* **MATERIAL SHOWN**:
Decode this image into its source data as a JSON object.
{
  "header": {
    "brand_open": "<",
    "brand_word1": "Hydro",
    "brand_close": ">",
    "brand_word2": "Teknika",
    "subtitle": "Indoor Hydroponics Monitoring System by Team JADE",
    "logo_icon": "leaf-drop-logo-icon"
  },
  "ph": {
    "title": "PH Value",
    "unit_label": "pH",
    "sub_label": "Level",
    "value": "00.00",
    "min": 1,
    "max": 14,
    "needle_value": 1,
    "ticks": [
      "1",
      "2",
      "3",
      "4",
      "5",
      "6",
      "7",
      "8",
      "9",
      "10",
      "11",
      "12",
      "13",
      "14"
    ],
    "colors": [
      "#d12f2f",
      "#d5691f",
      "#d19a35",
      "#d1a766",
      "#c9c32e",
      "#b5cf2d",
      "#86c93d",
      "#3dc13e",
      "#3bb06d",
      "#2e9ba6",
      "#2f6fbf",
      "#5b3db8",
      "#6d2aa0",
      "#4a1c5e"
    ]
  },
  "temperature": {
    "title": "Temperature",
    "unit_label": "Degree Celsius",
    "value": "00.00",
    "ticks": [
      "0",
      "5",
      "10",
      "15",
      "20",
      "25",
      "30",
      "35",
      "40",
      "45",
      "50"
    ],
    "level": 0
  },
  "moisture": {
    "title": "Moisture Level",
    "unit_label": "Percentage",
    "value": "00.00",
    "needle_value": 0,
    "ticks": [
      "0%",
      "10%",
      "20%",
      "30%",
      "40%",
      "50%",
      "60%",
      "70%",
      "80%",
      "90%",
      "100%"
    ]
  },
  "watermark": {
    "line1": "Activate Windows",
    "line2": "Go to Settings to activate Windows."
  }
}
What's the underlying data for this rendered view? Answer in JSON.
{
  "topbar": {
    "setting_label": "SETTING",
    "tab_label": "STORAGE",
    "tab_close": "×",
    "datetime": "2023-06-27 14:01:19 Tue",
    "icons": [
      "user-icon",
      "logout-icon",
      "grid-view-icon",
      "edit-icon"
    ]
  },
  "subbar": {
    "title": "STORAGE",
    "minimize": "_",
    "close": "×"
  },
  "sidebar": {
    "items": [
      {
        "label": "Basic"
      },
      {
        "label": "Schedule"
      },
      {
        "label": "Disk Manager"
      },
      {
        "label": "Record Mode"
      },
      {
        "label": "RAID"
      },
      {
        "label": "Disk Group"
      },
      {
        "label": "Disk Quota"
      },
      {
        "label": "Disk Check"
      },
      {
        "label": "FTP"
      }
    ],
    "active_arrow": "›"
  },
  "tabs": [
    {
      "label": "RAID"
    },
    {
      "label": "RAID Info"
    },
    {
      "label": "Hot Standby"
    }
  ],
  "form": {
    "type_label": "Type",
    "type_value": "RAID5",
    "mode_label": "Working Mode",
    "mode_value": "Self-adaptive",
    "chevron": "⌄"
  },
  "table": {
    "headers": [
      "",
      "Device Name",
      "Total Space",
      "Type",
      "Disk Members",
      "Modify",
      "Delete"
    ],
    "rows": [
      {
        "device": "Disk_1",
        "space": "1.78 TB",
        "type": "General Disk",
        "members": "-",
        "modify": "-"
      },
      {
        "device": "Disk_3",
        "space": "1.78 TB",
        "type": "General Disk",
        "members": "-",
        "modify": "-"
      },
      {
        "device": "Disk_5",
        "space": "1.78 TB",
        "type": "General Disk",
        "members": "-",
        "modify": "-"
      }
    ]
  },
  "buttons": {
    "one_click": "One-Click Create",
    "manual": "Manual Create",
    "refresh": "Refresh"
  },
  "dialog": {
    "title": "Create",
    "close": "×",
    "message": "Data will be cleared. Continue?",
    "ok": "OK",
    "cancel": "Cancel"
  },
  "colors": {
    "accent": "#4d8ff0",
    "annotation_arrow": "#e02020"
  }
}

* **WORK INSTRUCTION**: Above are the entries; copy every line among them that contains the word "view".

* **EXERCISE SOLUTION**:
What's the underlying data for this rendered view? Answer in JSON.
      "grid-view-icon",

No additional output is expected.